One morning, while trying to steal back a few inches of bed territory from the alien beast who thinks he's too good to sleep on the floor like a real dog, it hit me. No, not the alien beast! It was the idea that it is not my children's responsibility to make me happy that shook me awake. I had preached this philosophy to them forever. Which, I can tell you, sometimes came back to bite me. For example:

ME: Frank, you really should join the cross county team with your sisters. You'd love it. They have a lot of fun.
FRANK: Mom, I don't want to join the cross county team.
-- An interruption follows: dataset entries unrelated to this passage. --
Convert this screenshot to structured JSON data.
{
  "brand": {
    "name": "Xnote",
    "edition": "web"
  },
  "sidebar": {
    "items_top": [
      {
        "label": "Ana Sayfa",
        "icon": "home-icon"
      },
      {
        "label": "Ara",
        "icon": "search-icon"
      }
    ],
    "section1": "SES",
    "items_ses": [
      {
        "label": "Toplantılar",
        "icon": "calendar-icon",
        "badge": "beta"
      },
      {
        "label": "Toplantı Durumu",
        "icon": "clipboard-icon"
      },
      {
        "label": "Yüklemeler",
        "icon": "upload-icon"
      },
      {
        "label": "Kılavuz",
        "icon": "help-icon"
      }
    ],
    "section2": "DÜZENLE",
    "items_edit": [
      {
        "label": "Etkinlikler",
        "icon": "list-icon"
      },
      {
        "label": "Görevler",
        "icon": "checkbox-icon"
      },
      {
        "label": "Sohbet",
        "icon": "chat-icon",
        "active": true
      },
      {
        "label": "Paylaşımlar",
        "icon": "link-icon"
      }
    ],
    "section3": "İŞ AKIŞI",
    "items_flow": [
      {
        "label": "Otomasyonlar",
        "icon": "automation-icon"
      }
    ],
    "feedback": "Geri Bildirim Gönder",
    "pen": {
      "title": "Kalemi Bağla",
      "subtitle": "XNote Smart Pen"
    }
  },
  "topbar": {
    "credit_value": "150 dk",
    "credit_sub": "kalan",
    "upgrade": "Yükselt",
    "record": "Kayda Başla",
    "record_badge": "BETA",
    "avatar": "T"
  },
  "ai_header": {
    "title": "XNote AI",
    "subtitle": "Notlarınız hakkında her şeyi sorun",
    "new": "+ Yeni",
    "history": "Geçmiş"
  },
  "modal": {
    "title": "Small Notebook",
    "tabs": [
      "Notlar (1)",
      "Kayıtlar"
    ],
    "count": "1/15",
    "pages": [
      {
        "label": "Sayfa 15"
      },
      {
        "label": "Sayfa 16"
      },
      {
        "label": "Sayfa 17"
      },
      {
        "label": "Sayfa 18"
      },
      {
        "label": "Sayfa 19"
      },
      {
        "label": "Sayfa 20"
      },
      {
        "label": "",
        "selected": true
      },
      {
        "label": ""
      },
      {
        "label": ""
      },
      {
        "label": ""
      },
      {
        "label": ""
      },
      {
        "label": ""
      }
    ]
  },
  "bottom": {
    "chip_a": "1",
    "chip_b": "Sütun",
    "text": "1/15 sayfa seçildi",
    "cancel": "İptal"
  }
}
I don't even like going to the meets to watch them run.
ME: Well, maybe if you were running in the meet, you'd enjoy it. They seem to like it. You should do it.
FRANK: I don't want to. I'm fine with soccer.
ME: But, you've never tried it. You should try it. You might like it.
FRANK: Huff! Mom, do you want me to go out for cross country?
ME: Only if you want to, honey.
FRANK: I don't want to.
ME: But...
FRANK: Mom, you always tell me it's not our job to make you happy and that we don't have to do stuff like that just to make you happy.
ME: grumble, grumble, grumble

Funny how that philosophical parenting stuff sounds really good until they use it back on us, huh?

Anyway, that morning...and it wasn't even Wednesday yet...I jumped out of bed smiling because I had found my life lesson. I blasted  Bon Jovi (because it is his job to make me happy and he does it so nicely!). I danced through my not-so-cluttered house with a joyful heart.

It isn't  their job to make me happy. And maybe it's not mine to make them happy. But it certainly is my job to provide an environment that fosters happiness. And apparently, that environment includes wayward shin guards, homeless shoes, and burnt toast. At least when they are here. Because when they are there, the maid provides a cleaner kind of happy place. And that's okay, too.

I still miss my kids when they aren't here. I still bless the technology gods for the invention of cell phones and texting and computers and Facebook so that I always feel connected to them no matter where they lay their heads at night. It's okay to miss them. It's okay to be sad that there's no one to burn toast for. It's not okay, however, to selfishly stop living and stop celebrating the fact that I am their mom every second of every day. Living in two homes, they have more of a burden than I do. I owe it to them to live gloriously and graciously. I owe it to them to take the Pity out of the Pity Party. I think a Parent Party is better idea anyway.